By Nicholas L. Sweeney
Danny lit the fire so he could see the helicopter, one like the ones Dad kept on the mantelpiece, the ones Danny wasn’t allowed to touch. They looked like orange sharks swimming through the sky, their flat rudders motionless, puppets dangling from invisible strings.
He’d been 6 when he first saw one. Mr. Bifford had been trying to scorch his fields for next harvest. The wind had kicked up right after he’d lit the dry grounds, and the embers had carried away from their farm toward the hills. That was when they’d come.
Danny’d sat on the edge of the road, his ice cream—bubblegum flavored—streaming a blue line of sticky cream down his thumb. The fire latched onto the roof of Mr. Bifford’s house. Overhead, Danny heard a sound like a hundred horses galloping in unison. The craft had looked like a stray gout of orange flame rising into the sky. The white blades of its propeller carved a halo over its head. The ice cream slipped, forgotten, from Danny’s hand. The cone crunched beneath his sneaker.
A red bucket dangled beneath the Ka-32A11BC. Absurdly, he’d thought it might be one of those feathered box animals you beat until candy bled out, but as the bucket overturned, a spray of water descended on the flames, catching the light in a fleeting rainbow as it fell.
Danny had known then as he knew now that he had to see one again, and so he stood on the crest of a hill, downwind from the farm, watching his fire race across the fields. It reminded him of the times when he put his toys in the bath and turned on the water. The boulder and cannon and plastic boat would quiver as the water drifted underneath, almost invisible against the white porcelain tub. Then the toys would rise.
So now did the flames sneak across the fields, dashing beneath the golden grass, ghostly in the orange afternoon light. The wave of spectral hands made the grass wither and sent furls of smoke up to blacken the air.
It wouldn’t be long now. Black clouds stained the sky. Danny hoped it wouldn’t obscure the view. He clutched his father’s old camera to his chest, the kind that spat out square photos after you took the shot.
From the street, a car had stopped. A balding head poked out. Danny fingered his mother’s cell phone and wondered if he should call the firefighters again.

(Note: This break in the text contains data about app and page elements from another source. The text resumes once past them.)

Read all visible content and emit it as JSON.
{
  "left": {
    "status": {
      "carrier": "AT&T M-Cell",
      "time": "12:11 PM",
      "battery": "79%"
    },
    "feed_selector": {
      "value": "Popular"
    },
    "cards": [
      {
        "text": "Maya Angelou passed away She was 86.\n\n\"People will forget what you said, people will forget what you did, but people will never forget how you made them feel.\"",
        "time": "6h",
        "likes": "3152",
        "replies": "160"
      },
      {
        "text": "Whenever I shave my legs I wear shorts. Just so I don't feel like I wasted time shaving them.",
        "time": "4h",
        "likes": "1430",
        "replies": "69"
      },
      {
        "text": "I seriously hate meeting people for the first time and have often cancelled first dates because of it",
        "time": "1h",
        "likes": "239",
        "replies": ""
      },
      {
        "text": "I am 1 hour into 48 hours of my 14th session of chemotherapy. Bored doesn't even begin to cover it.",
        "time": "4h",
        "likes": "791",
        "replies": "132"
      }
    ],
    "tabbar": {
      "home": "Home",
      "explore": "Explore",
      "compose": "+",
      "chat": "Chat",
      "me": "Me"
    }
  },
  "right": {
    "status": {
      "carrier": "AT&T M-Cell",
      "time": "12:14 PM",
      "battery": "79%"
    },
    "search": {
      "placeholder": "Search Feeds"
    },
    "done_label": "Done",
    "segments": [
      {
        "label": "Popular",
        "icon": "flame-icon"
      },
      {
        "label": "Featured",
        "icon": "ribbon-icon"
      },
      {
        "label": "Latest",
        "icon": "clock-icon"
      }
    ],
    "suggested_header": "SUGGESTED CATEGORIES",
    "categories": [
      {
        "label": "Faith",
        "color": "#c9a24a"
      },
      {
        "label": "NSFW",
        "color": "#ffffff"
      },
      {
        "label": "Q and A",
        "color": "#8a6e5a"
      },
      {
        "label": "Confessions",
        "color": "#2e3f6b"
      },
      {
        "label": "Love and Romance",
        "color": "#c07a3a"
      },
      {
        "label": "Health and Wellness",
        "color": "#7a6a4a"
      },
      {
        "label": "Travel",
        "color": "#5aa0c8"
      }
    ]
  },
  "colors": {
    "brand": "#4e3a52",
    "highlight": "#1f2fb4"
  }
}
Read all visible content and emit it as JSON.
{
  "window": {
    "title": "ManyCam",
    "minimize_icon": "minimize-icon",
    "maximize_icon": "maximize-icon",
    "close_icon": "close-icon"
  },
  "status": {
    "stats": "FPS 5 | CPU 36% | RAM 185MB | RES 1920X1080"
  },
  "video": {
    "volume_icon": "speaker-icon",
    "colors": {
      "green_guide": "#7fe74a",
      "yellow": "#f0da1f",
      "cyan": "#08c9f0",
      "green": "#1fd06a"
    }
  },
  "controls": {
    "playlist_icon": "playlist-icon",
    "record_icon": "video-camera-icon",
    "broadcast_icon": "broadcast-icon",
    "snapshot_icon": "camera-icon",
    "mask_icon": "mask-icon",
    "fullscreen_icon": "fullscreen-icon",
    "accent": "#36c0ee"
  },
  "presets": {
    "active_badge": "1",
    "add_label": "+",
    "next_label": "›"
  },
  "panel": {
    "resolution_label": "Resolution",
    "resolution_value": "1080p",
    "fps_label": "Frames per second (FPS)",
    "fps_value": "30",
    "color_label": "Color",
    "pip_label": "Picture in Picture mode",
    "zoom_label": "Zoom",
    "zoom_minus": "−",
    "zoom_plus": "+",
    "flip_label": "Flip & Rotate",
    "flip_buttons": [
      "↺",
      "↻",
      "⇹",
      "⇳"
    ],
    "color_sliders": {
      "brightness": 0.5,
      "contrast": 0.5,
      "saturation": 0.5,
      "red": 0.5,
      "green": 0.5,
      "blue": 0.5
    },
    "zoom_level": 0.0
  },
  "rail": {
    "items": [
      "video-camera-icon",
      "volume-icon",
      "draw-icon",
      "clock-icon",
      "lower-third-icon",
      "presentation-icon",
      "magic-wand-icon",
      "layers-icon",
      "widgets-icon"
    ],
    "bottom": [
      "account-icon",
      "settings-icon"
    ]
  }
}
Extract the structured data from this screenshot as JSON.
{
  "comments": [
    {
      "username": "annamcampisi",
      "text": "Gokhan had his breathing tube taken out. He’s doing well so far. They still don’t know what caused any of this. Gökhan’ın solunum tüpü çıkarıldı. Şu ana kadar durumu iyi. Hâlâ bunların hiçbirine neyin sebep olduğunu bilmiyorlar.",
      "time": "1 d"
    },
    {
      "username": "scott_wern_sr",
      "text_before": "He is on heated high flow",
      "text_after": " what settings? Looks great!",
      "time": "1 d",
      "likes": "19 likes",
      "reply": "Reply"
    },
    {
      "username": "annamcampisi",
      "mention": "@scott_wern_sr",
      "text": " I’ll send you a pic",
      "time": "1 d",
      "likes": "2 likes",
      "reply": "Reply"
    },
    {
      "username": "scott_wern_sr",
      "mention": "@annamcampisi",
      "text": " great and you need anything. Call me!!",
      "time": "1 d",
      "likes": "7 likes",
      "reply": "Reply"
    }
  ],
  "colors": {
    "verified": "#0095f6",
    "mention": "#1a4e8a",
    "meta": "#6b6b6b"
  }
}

Briefly, Danny pulled his gaze from the horizon. The conflagration lashed across the fields and spread to the orchard. The barnyard fence crumpled beneath the flame. It took the pig pen first. Even over the distance, Danny could hear their squeals as the dry straw caught. Chickens fluttered out of the coop and dashed against the wire fence. Red and orange tongues lapped at the sides of the stables. Inside, Gracie whinnied. The doors strained.
Fire leaped up the side of the barn, and the roof groaned. Red planks of wood sagged and snapped. Gracie’s neigh came as a scream. The roof collapsed with a crash, and the barn doors snapped open.
Eyes lolling, Gracie burst from the stables, mane and tail wreathed in embers. She thundered from the barn and across the yard, a creature from Danny’s Big Book of Monsters and Myths made living: the nightmare.
Danny’s gaze turned to the sky. The blue smeared to grey, but no white halos beat back the smoke. His heart thrashed and clenched in his chest.
Father was working in the basement, so he must not have heard as the blaze clambered up the side of the house. Sparks flitted like orange butterflies. The inferno spread down to the road, and the balding head ducked back inside the car and slammed the gas.
The white paint of the house cracked and splintered.
The Ka-32A11BC should have come, but it hadn’t.
The curtains blazed inside, writhing in the heat as if in agony.
Any time now.
The mailbox stood like a torch at the end of the dirt road to their house. Danny clutched the camera in sweaty hands. Any second.
The whine of sirens cut through the crackling snaps of fire and wood. Men and women in thick yellow coats stepped down from red trucks. A long hose snaked out and sprayed.
“Wait!” Danny wanted to cry, but they didn’t.
Jets of water fanned out over the fields. The flames hissed and twisted, bending beneath the cascade of water.
The camera dangled loosely from its strap. The flames died to smoke and the helicopter never came.